= Beginning of Section =

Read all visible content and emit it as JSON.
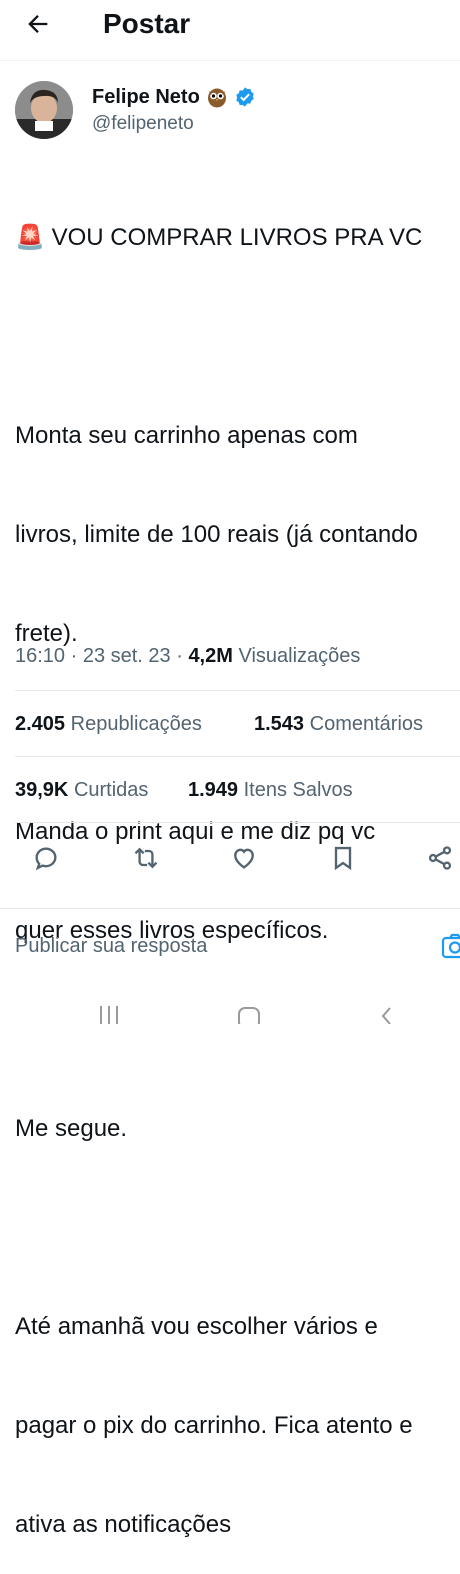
{
  "header": {
    "title": "Postar"
  },
  "author": {
    "name": "Felipe Neto",
    "handle": "@felipeneto"
  },
  "tweet": {
    "emoji": "🚨",
    "lines": [
      "VOU COMPRAR LIVROS PRA VC",
      "",
      "Monta seu carrinho apenas com",
      "livros, limite de 100 reais (já contando",
      "frete).",
      "",
      "Manda o print aqui e me diz pq vc",
      "quer esses livros específicos.",
      "",
      "Me segue.",
      "",
      "Até amanhã vou escolher vários e",
      "pagar o pix do carrinho. Fica atento e",
      "ativa as notificações"
    ]
  },
  "meta": {
    "time": "16:10 · 23 set. 23 · ",
    "views_count": "4,2M",
    "views_label": " Visualizações"
  },
  "stats": {
    "reposts_count": "2.405",
    "reposts_label": "Republicações",
    "comments_count": "1.543",
    "comments_label": "Comentários",
    "likes_count": "39,9K",
    "likes_label": "Curtidas",
    "saves_count": "1.949",
    "saves_label": "Itens Salvos"
  },
  "actions": [
    "reply-icon",
    "repost-icon",
    "like-icon",
    "bookmark-icon",
    "share-icon"
  ],
  "reply": {
    "placeholder": "Publicar sua resposta"
  },
  "colors": {
    "verified": "#1d9bf0",
    "secondary_text": "#536471",
    "camera": "#1d9bf0"
  }
}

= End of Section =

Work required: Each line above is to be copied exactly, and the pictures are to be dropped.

Answer box:
Read all visible content and emit it as JSON.
{
  "header": {
    "title": "Postar"
  },
  "author": {
    "name": "Felipe Neto",
    "handle": "@felipeneto"
  },
  "tweet": {
    "emoji": "🚨",
    "lines": [
      "VOU COMPRAR LIVROS PRA VC",
      "",
      "Monta seu carrinho apenas com",
      "livros, limite de 100 reais (já contando",
      "frete).",
      "",
      "Manda o print aqui e me diz pq vc",
      "quer esses livros específicos.",
      "",
      "Me segue.",
      "",
      "Até amanhã vou escolher vários e",
      "pagar o pix do carrinho. Fica atento e",
      "ativa as notificações"
    ]
  },
  "meta": {
    "time": "16:10 · 23 set. 23 · ",
    "views_count": "4,2M",
    "views_label": " Visualizações"
  },
  "stats": {
    "reposts_count": "2.405",
    "reposts_label": "Republicações",
    "comments_count": "1.543",
    "comments_label": "Comentários",
    "likes_count": "39,9K",
    "likes_label": "Curtidas",
    "saves_count": "1.949",
    "saves_label": "Itens Salvos"
  },
  "actions": [
    "reply-icon",
    "repost-icon",
    "like-icon",
    "bookmark-icon",
    "share-icon"
  ],
  "reply": {
    "placeholder": "Publicar sua resposta"
  },
  "colors": {
    "verified": "#1d9bf0",
    "secondary_text": "#536471",
    "camera": "#1d9bf0"
  }
}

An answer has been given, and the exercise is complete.